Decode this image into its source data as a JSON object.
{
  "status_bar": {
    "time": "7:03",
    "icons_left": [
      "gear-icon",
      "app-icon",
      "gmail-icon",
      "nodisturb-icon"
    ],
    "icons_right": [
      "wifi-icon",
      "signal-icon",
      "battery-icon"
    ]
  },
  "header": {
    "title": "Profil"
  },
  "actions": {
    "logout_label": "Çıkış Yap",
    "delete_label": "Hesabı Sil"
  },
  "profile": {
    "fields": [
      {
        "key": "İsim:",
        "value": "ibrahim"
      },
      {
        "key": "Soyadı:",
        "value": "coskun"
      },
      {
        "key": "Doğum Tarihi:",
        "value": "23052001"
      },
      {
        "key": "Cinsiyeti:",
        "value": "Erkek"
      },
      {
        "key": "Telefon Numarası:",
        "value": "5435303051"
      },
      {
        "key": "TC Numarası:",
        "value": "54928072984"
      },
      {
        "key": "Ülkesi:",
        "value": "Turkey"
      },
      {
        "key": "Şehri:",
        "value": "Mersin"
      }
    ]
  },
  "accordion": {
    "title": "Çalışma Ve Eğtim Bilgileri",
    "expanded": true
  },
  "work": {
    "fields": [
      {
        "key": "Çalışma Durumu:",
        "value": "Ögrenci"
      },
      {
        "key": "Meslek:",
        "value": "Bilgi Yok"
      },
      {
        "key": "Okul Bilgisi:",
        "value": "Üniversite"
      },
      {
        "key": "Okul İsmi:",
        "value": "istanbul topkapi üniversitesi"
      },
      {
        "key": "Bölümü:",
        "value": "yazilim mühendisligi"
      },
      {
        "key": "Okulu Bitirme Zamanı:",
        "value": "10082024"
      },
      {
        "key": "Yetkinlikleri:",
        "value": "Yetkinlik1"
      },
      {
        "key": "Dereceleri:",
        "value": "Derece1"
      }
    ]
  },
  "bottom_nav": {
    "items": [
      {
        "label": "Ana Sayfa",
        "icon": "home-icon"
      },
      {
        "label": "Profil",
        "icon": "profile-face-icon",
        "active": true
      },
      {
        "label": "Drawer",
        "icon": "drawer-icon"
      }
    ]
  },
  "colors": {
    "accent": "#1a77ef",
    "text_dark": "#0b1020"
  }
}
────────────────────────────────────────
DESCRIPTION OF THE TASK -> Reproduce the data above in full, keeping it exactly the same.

RESPONSE AREA ->
Decode this image into its source data as a JSON object.
{
  "status_bar": {
    "time": "7:03",
    "icons_left": [
      "gear-icon",
      "app-icon",
      "gmail-icon",
      "nodisturb-icon"
    ],
    "icons_right": [
      "wifi-icon",
      "signal-icon",
      "battery-icon"
    ]
  },
  "header": {
    "title": "Profil"
  },
  "actions": {
    "logout_label": "Çıkış Yap",
    "delete_label": "Hesabı Sil"
  },
  "profile": {
    "fields": [
      {
        "key": "İsim:",
        "value": "ibrahim"
      },
      {
        "key": "Soyadı:",
        "value": "coskun"
      },
      {
        "key": "Doğum Tarihi:",
        "value": "23052001"
      },
      {
        "key": "Cinsiyeti:",
        "value": "Erkek"
      },
      {
        "key": "Telefon Numarası:",
        "value": "5435303051"
      },
      {
        "key": "TC Numarası:",
        "value": "54928072984"
      },
      {
        "key": "Ülkesi:",
        "value": "Turkey"
      },
      {
        "key": "Şehri:",
        "value": "Mersin"
      }
    ]
  },
  "accordion": {
    "title": "Çalışma Ve Eğtim Bilgileri",
    "expanded": true
  },
  "work": {
    "fields": [
      {
        "key": "Çalışma Durumu:",
        "value": "Ögrenci"
      },
      {
        "key": "Meslek:",
        "value": "Bilgi Yok"
      },
      {
        "key": "Okul Bilgisi:",
        "value": "Üniversite"
      },
      {
        "key": "Okul İsmi:",
        "value": "istanbul topkapi üniversitesi"
      },
      {
        "key": "Bölümü:",
        "value": "yazilim mühendisligi"
      },
      {
        "key": "Okulu Bitirme Zamanı:",
        "value": "10082024"
      },
      {
        "key": "Yetkinlikleri:",
        "value": "Yetkinlik1"
      },
      {
        "key": "Dereceleri:",
        "value": "Derece1"
      }
    ]
  },
  "bottom_nav": {
    "items": [
      {
        "label": "Ana Sayfa",
        "icon": "home-icon"
      },
      {
        "label": "Profil",
        "icon": "profile-face-icon",
        "active": true
      },
      {
        "label": "Drawer",
        "icon": "drawer-icon"
      }
    ]
  },
  "colors": {
    "accent": "#1a77ef",
    "text_dark": "#0b1020"
  }
}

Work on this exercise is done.